On Saturday, more than 50 people gathered on the front lawn of the Historic Dorchester Academy in Midway to partake in “A Day at Old Dorchester.”
The annual event was organized by the academy’s board of directors, several of whom said the gathering promotes learning and historical pride among the area’s youth.
“Every year, we open the doors to the academy to the public so that we can get the younger generation to come out and actually experience those yester years, and so that they can see what the older generation has accomplished,” board member Deborah Dawson said.
Free of charge, patrons were given history lessons, which came in the form of singing, dancing, story-telling, artifacts and exhibits.
“We have different foods from that time. We have a homemade canning, old-fashion ice-cream and a scrapbook,” Dawson said.
Everything on display was unique in the 1920s and ’40s, Dawson said, when black people in the county had to walk nearly seven miles to attend class.
Alice Travis, 83, said she remembers it well.
“The Dorchester Academy was the only school in the area where African-Americans could attend junior high and high school,” said Travis, a Dorchester graduate. “Things were very different during that time and there was a lot of emphasis put on education.”
Dorothy Lewis said she, too, values education and that is why she decided to bring her 5-year-old granddaughter to the event.
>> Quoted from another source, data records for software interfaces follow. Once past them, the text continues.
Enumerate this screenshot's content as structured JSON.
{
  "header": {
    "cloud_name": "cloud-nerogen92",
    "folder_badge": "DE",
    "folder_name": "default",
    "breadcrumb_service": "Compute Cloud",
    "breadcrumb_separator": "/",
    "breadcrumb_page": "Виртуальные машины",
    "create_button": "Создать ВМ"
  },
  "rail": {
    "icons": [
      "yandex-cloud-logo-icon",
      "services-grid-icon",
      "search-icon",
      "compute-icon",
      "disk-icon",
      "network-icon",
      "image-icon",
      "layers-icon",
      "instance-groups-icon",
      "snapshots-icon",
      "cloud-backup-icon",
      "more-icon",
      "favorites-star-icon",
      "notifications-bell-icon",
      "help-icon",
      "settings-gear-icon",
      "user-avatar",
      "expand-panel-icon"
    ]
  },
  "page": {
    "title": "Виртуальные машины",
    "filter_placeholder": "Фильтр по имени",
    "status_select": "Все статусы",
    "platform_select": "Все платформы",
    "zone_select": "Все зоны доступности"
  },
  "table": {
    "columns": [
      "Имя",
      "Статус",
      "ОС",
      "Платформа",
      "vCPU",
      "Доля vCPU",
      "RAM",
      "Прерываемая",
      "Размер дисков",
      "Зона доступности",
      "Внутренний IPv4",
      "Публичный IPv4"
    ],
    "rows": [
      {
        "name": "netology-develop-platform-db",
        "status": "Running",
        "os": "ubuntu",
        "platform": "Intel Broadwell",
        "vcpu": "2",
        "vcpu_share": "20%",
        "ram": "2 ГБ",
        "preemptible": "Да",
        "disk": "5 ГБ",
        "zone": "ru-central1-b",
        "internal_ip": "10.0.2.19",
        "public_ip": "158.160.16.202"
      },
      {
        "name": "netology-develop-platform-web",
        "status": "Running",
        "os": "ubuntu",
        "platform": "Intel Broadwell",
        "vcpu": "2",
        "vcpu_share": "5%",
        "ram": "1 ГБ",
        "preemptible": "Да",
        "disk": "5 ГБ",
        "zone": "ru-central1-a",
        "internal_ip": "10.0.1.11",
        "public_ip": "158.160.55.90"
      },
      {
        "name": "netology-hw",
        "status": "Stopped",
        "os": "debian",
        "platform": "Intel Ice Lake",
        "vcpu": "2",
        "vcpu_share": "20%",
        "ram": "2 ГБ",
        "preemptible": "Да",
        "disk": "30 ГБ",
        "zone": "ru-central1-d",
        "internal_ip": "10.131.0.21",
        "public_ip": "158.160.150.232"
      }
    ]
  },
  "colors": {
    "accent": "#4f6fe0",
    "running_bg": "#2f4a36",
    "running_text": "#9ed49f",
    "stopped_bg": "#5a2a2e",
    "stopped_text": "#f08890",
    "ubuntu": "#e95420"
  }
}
“I wanted her to learn the culture and history of this building,” she said. “This [event] brings back the culture that kids today don’t know a lot about. More parents should bring their children to see this place, so that they can understand where they came from.”